PHOENIX – Law enforcement authorities have arrested 16 suspects in Arizona who are accused of child sex crimes related to human trafficking, according to reports.
The Phoenix Police Department coordinated “Operation Tangled Web” with the assistance of the Tempe Police Department, Mesa Police Department, FBI, Maricopa County Attorney’s Office and the Department of Homeland Security. The undercover operation specifically targeted the “demand for child sex crimes and human trafficking.”
During the investigative work, detectives posted advertisements on websites that are “commonly sought out by suspects seeking illegal sex acts,” the department said, FOX 10 Phoenix reported.
“The suspects allegedly solicited and/or brokered deals for various sex acts and were subsequently arrested,” police said.
To solidify cases against deviants, detectives posed as minors online for weeks and engaged in conversations with the suspects.
“Typically during the end of the conversation, they might want to meet up somewhere and go through with what was already suggested or solicited,” Phoenix Police Sgt. Melissa Soliz noted.

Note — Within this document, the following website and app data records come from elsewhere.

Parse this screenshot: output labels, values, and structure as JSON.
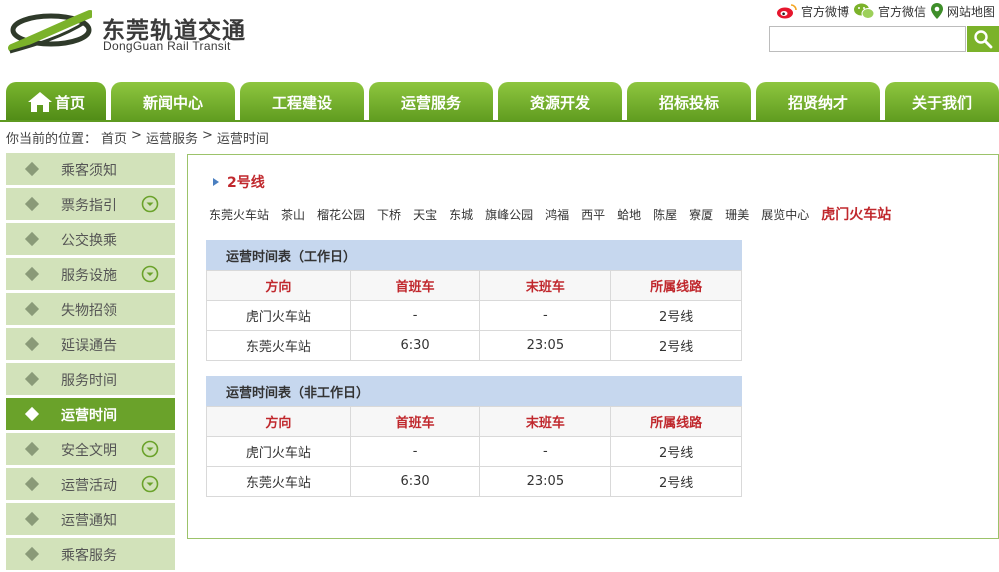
{
  "header": {
    "logo_cn": "东莞轨道交通",
    "logo_en": "DongGuan Rail Transit",
    "links": [
      "官方微博",
      "官方微信",
      "网站地图"
    ],
    "search_placeholder": ""
  },
  "nav": [
    "首页",
    "新闻中心",
    "工程建设",
    "运营服务",
    "资源开发",
    "招标投标",
    "招贤纳才",
    "关于我们"
  ],
  "breadcrumb": [
    "你当前的位置：",
    "首页",
    ">",
    "运营服务",
    ">",
    "运营时间"
  ],
  "sidebar": [
    {
      "label": "乘客须知",
      "expandable": false,
      "active": false
    },
    {
      "label": "票务指引",
      "expandable": true,
      "active": false
    },
    {
      "label": "公交换乘",
      "expandable": false,
      "active": false
    },
    {
      "label": "服务设施",
      "expandable": true,
      "active": false
    },
    {
      "label": "失物招领",
      "expandable": false,
      "active": false
    },
    {
      "label": "延误通告",
      "expandable": false,
      "active": false
    },
    {
      "label": "服务时间",
      "expandable": false,
      "active": false
    },
    {
      "label": "运营时间",
      "expandable": false,
      "active": true
    },
    {
      "label": "安全文明",
      "expandable": true,
      "active": false
    },
    {
      "label": "运营活动",
      "expandable": true,
      "active": false
    },
    {
      "label": "运营通知",
      "expandable": false,
      "active": false
    },
    {
      "label": "乘客服务",
      "expandable": false,
      "active": false
    }
  ],
  "main": {
    "line_title": "2号线",
    "stations": [
      "东莞火车站",
      "茶山",
      "榴花公园",
      "下桥",
      "天宝",
      "东城",
      "旗峰公园",
      "鸿福",
      "西平",
      "蛤地",
      "陈屋",
      "寮厦",
      "珊美",
      "展览中心",
      "虎门火车站"
    ],
    "current_station": "虎门火车站",
    "tables": [
      {
        "title": "运营时间表（工作日）",
        "headers": [
          "方向",
          "首班车",
          "末班车",
          "所属线路"
        ],
        "rows": [
          [
            "虎门火车站",
            "-",
            "-",
            "2号线"
          ],
          [
            "东莞火车站",
            "6:30",
            "23:05",
            "2号线"
          ]
        ]
      },
      {
        "title": "运营时间表（非工作日）",
        "headers": [
          "方向",
          "首班车",
          "末班车",
          "所属线路"
        ],
        "rows": [
          [
            "虎门火车站",
            "-",
            "-",
            "2号线"
          ],
          [
            "东莞火车站",
            "6:30",
            "23:05",
            "2号线"
          ]
        ]
      }
    ]
  },
  "colors": {
    "nav_green": "#6aa22a",
    "sidebar_bg": "#d2e2ba",
    "accent_red": "#c0282d",
    "table_header_blue": "#c6d7ee"
  }
}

“The Phoenix Police Department routinely conducts operations of this type with our local, state and federal partners in a continuous effort to reduce the demand that fuels child sex trafficking and the exploitation of children in our community,” the agency said.
According to investigators, each suspect who was arrested solicited various sex acts from individuals perceived to be minors.
Investigations of this nature are frequently conducted, showing that there are ample cases in which individuals solicit sex from minors, FOX reported.
“There’s never enough times to do this. These people need to be taken off the streets, and unfortunately, it’s incidents like this or operations like this that help us catch them before they’re able to victimize a child,” the sergeant said.
According to Soliz, criminals involved in these crimes often go unsuspected by the people in their lives.
“We don’t know who these people are because they have regular working jobs, white collar, blue-collar jobs, and in order to catch them, we need them to commit the act,” she said.